According to Dr Martin Stoelen, a lecturer in robotics at Plymouth University and head of the Soft and Adaptive Robotics lab, the robot has different cameras with different functions.

“The ‘global’ cameras identify the fruits whilst the ‘local’ cameras support the final stages of the harvesting,” he said.

Software-based AI-visualisation techniques then help the robot identify those raspberries which meet the standards set by supermarkets in terms of ripeness, size, colour and other parameters, added Stoelen, who is also an Associate Professor at the Western Norway University of Applied Sciences.

Arms can be added to the modular robot depending on requirements.

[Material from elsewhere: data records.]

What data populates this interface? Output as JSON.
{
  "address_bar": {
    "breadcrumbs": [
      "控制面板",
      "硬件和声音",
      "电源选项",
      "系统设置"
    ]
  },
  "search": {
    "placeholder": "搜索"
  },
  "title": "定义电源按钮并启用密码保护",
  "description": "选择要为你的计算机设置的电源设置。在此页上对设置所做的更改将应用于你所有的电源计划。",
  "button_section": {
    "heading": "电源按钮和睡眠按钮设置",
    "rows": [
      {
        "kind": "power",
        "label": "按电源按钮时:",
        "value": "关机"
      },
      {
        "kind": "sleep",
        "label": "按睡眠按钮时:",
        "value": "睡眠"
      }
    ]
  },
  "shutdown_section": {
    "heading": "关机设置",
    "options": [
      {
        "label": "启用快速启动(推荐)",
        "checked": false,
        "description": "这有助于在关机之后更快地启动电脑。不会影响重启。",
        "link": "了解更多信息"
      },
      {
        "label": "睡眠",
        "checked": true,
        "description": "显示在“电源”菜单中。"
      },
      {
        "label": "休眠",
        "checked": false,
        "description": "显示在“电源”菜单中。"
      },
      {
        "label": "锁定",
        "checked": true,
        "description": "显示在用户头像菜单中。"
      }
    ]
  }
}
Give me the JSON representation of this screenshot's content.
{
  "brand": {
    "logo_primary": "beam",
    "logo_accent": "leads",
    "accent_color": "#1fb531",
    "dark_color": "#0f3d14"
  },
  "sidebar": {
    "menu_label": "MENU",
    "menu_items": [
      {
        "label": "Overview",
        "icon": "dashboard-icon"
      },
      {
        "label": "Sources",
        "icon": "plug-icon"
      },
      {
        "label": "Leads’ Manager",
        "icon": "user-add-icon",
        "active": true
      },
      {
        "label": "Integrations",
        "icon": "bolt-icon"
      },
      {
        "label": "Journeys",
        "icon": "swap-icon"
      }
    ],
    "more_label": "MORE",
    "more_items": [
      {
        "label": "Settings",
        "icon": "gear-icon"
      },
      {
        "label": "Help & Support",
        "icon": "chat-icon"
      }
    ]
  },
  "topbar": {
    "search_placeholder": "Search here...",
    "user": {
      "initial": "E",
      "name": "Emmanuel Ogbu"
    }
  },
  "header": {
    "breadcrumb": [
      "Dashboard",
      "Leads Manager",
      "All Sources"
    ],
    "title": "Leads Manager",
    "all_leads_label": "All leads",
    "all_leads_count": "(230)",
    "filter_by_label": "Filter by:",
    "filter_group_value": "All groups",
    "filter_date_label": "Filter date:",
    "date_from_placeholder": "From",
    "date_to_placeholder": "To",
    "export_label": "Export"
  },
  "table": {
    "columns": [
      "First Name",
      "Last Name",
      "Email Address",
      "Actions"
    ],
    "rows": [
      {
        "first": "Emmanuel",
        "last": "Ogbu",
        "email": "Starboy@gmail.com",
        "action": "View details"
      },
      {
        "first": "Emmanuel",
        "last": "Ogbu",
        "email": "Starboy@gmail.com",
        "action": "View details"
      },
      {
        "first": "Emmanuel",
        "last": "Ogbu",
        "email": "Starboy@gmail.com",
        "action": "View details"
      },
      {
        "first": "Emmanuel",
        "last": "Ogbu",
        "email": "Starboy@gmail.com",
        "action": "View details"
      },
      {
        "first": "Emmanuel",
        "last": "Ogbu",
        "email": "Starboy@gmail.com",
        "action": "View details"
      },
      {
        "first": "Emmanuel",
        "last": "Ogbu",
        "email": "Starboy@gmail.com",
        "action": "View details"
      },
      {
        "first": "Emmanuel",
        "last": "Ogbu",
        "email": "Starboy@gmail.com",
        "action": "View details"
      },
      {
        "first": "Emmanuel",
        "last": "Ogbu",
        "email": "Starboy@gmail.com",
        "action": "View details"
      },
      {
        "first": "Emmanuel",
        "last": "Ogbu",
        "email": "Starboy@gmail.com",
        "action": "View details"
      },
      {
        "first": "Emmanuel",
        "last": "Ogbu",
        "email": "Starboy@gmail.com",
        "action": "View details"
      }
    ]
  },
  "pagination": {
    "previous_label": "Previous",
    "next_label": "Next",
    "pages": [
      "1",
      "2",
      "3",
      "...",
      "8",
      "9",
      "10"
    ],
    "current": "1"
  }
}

Stoelen said the current limitation is the size of the bushes which have been grown to maximise the picking efficiency of human harvesters.

“Our goal is to guarantee growers do not lose out because of the shortfall in human labour,” he said. “This labour shortfall was estimated at between 15 per cent to 30 per cent pre-Covid 19.”

To pick the fruit, the robot’s grippers apply the right force for each species of raspberry and the robot can also let growers know how much unripened fruit remains on the bush.

Each robot will be battery operated and the autonomy will vary with the amount and capacity of the batteries. “We are testing different approaches to optimise cost versus autonomy,” Stoelen said.

The plan is to have them running for a minimum of 20 hours a day, although in theory they could operate around the clock, he added.

The agreement with Bosch was brokered by Frontier IP, Plymouth University’s commercialisation partner.

“Our team is focused on improvements to the technology and reducing cost,” said Stoelen. “Bosch will get the technology ready for manufacture and many other aspects needed to commercialise the robots, such as error handling.”